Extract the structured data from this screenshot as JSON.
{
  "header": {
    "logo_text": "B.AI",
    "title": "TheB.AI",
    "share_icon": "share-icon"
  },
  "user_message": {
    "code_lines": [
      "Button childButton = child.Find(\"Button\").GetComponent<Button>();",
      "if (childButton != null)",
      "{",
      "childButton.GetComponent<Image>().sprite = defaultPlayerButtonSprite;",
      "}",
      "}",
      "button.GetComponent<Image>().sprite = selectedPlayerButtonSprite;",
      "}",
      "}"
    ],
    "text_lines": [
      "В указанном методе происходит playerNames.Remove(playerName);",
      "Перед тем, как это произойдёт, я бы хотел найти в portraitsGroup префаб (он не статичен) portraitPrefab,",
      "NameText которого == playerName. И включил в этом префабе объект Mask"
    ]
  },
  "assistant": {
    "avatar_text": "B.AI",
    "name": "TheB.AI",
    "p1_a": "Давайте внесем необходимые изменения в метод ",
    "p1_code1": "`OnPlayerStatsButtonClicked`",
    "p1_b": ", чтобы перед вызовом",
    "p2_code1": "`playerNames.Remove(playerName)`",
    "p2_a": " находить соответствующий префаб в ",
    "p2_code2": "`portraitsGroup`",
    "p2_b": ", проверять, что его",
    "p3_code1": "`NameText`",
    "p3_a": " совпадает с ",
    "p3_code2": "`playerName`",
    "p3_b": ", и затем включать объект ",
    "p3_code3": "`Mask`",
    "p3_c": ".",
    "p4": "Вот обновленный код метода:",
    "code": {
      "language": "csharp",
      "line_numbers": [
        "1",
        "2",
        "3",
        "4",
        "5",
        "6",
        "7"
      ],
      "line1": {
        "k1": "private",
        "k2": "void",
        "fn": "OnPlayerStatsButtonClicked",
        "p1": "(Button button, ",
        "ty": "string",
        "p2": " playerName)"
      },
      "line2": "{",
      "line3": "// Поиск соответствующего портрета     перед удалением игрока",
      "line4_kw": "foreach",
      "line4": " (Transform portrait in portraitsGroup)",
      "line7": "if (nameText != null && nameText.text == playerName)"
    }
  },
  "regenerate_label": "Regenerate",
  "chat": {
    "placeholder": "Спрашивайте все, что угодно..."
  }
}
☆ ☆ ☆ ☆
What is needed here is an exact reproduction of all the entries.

> **Output for this exercise**:
Extract the structured data from this screenshot as JSON.
{
  "header": {
    "logo_text": "B.AI",
    "title": "TheB.AI",
    "share_icon": "share-icon"
  },
  "user_message": {
    "code_lines": [
      "Button childButton = child.Find(\"Button\").GetComponent<Button>();",
      "if (childButton != null)",
      "{",
      "childButton.GetComponent<Image>().sprite = defaultPlayerButtonSprite;",
      "}",
      "}",
      "button.GetComponent<Image>().sprite = selectedPlayerButtonSprite;",
      "}",
      "}"
    ],
    "text_lines": [
      "В указанном методе происходит playerNames.Remove(playerName);",
      "Перед тем, как это произойдёт, я бы хотел найти в portraitsGroup префаб (он не статичен) portraitPrefab,",
      "NameText которого == playerName. И включил в этом префабе объект Mask"
    ]
  },
  "assistant": {
    "avatar_text": "B.AI",
    "name": "TheB.AI",
    "p1_a": "Давайте внесем необходимые изменения в метод ",
    "p1_code1": "`OnPlayerStatsButtonClicked`",
    "p1_b": ", чтобы перед вызовом",
    "p2_code1": "`playerNames.Remove(playerName)`",
    "p2_a": " находить соответствующий префаб в ",
    "p2_code2": "`portraitsGroup`",
    "p2_b": ", проверять, что его",
    "p3_code1": "`NameText`",
    "p3_a": " совпадает с ",
    "p3_code2": "`playerName`",
    "p3_b": ", и затем включать объект ",
    "p3_code3": "`Mask`",
    "p3_c": ".",
    "p4": "Вот обновленный код метода:",
    "code": {
      "language": "csharp",
      "line_numbers": [
        "1",
        "2",
        "3",
        "4",
        "5",
        "6",
        "7"
      ],
      "line1": {
        "k1": "private",
        "k2": "void",
        "fn": "OnPlayerStatsButtonClicked",
        "p1": "(Button button, ",
        "ty": "string",
        "p2": " playerName)"
      },
      "line2": "{",
      "line3": "// Поиск соответствующего портрета     перед удалением игрока",
      "line4_kw": "foreach",
      "line4": " (Transform portrait in portraitsGroup)",
      "line7": "if (nameText != null && nameText.text == playerName)"
    }
  },
  "regenerate_label": "Regenerate",
  "chat": {
    "placeholder": "Спрашивайте все, что угодно..."
  }
}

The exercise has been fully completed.